# TASK ITEM:
A faithful copy of each record is required, minus the images.

# LISTED ENTRIES:
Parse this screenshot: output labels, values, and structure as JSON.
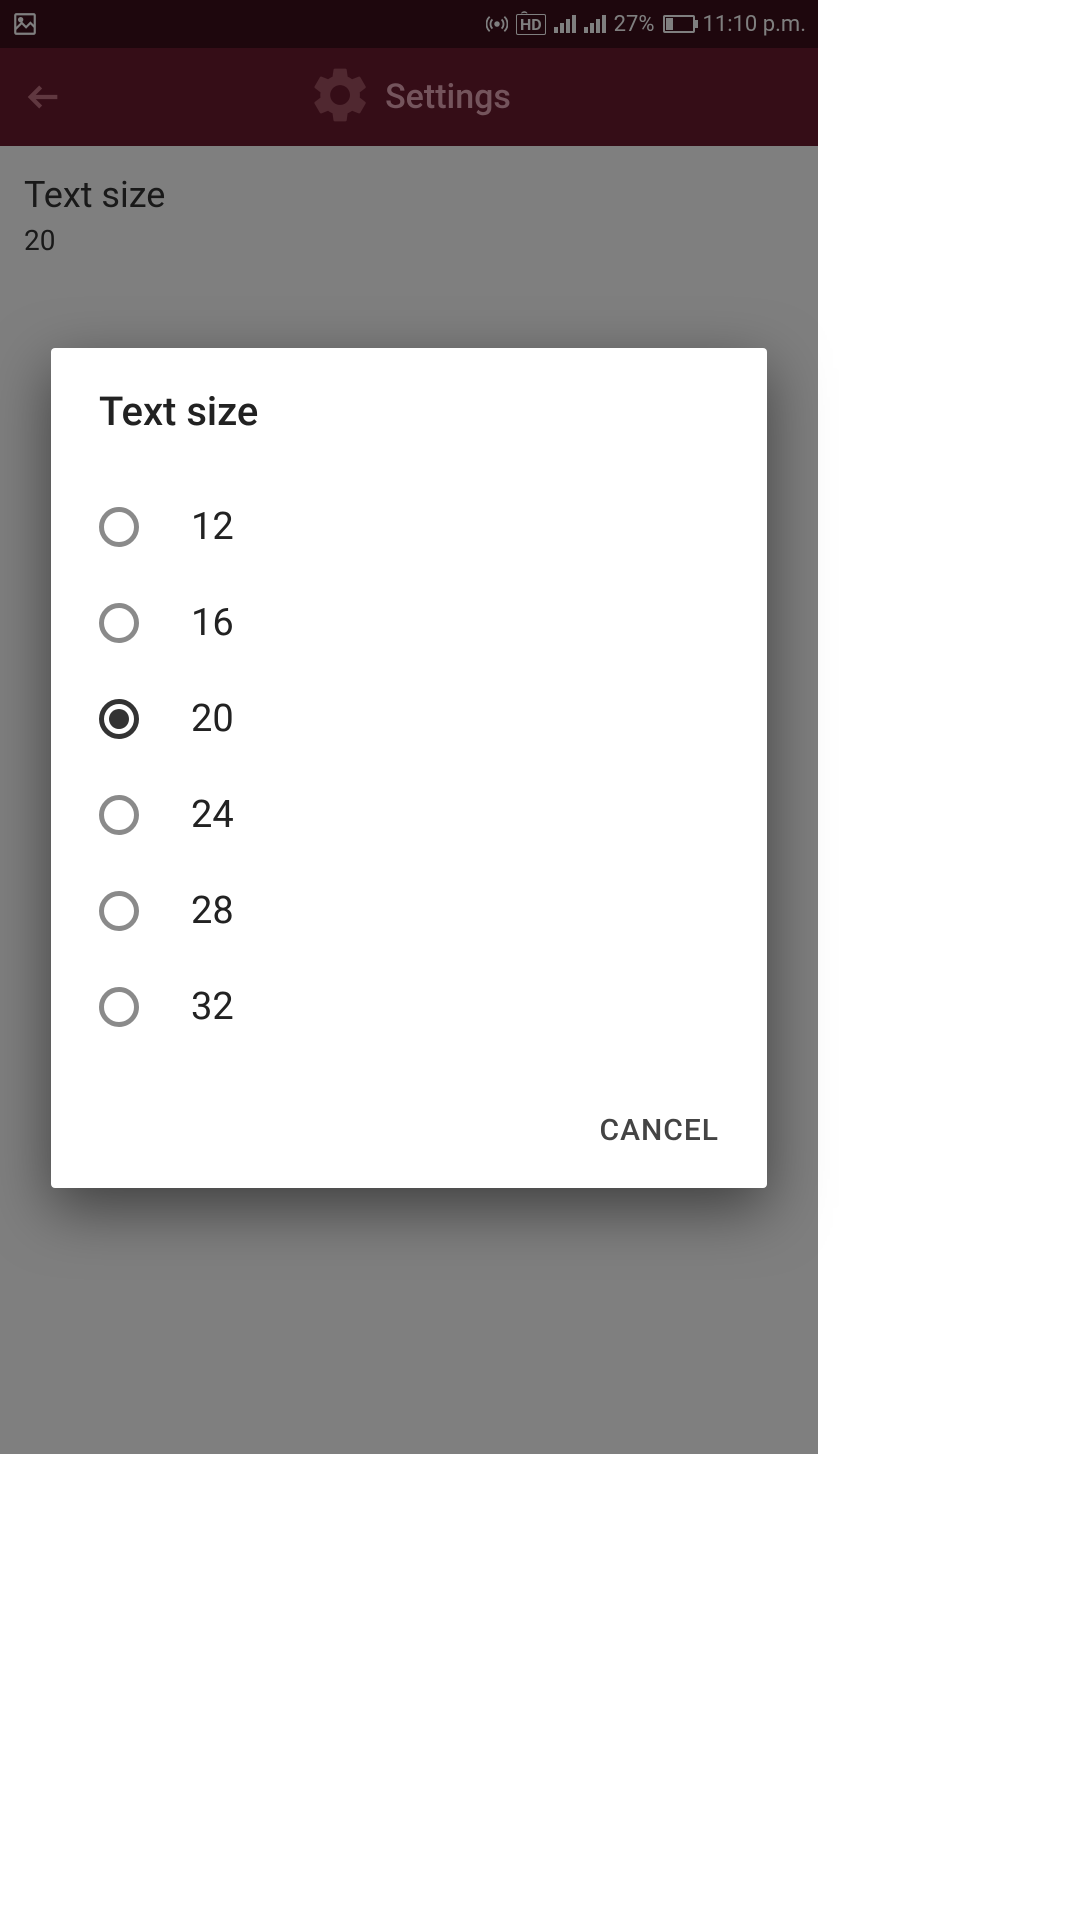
{
  "status_bar": {
    "battery_percent": "27%",
    "time": "11:10 p.m."
  },
  "app_bar": {
    "title": "Settings"
  },
  "content": {
    "setting_title": "Text size",
    "setting_value": "20"
  },
  "dialog": {
    "title": "Text size",
    "options": [
      "12",
      "16",
      "20",
      "24",
      "28",
      "32"
    ],
    "selected_index": 2,
    "cancel_label": "CANCEL"
  }
}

# WRITTEN REPLY:
Parse this screenshot: output labels, values, and structure as JSON.
{
  "status_bar": {
    "battery_percent": "27%",
    "time": "11:10 p.m."
  },
  "app_bar": {
    "title": "Settings"
  },
  "content": {
    "setting_title": "Text size",
    "setting_value": "20"
  },
  "dialog": {
    "title": "Text size",
    "options": [
      "12",
      "16",
      "20",
      "24",
      "28",
      "32"
    ],
    "selected_index": 2,
    "cancel_label": "CANCEL"
  }
}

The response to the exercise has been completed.